Within South Asia, Jeo Biden will have to keep a balance in US relations between Pakistan and India. The irrational US leaning towards India has seriously marginalized Pakistan in last two decades. Pakistan would like that; President Elect Jeo Biden must play a vital role towards resolution of long-awaited Kashmir dispute as per the wishes of its subjects. The massive human rights violations in Indian Illegally Occupied Kashmir (IIOJK), the demographic changes being made by India in the occupied state must be stopped forthwith with the restoration of its pre August 5, 2019 status. In fact, without resolution of Kashmir dispute, there will be no peace in South Asia. While pursuing an independent foreign policy, Pakistan desires a dignified bilateral relationship between Islamabad and Washington. It would like US to respect its sovereignty, territorial integrity and acknowledgement of its heroic contributions against terrorism. Islamabad would also like that; it should not be dictated on the issues of its national interests, especially the project like Gwadar Port, CPEC, Kashmir and nuclear programme. Pakistan would also like US to facilitate its trade through market access of Pakistani goods without any discrimination. Indeed, as a pivotal state in Asia, Pakistani geopolitics can neither be ignored by major powers nor the regional states. Therefore, a win-win situation will be the best way forward in the bilateral relationship of Pakistan and United States.
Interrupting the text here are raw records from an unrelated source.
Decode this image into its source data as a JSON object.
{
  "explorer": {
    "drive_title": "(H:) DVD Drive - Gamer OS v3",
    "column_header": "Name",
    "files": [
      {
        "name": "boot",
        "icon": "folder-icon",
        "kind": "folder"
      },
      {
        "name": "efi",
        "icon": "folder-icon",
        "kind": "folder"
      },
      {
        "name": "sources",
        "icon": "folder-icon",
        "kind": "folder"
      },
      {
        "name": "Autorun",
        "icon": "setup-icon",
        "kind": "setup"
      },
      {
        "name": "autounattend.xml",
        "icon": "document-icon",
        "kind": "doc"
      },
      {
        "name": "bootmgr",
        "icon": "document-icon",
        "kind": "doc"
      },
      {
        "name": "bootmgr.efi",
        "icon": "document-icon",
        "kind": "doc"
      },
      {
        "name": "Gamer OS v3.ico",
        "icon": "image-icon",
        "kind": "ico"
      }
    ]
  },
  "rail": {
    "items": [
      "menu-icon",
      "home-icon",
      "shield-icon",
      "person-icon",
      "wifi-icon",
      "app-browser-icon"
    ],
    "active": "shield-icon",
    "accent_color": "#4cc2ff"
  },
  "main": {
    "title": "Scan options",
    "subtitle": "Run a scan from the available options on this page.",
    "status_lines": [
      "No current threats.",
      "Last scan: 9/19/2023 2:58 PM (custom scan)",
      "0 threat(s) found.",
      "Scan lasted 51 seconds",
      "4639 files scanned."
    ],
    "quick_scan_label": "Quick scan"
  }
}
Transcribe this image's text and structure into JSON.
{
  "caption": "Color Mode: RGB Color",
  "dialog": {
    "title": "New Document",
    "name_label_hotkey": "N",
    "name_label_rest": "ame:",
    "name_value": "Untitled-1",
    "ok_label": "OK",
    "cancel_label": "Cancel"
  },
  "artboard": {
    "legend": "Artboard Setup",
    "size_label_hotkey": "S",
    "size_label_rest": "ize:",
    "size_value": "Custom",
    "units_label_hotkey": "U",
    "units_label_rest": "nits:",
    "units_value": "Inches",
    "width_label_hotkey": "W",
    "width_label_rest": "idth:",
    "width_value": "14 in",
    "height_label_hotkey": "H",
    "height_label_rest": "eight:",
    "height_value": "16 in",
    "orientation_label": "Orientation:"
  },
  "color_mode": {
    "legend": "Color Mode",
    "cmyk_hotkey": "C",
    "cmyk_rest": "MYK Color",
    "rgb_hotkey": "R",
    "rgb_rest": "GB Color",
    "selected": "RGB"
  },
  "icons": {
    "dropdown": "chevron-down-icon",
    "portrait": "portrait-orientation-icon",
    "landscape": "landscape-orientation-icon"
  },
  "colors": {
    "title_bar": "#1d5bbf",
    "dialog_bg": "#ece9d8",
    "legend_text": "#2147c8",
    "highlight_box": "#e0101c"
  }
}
— The writer is Professor of Politics and IR at International Islamic University, Islamabad.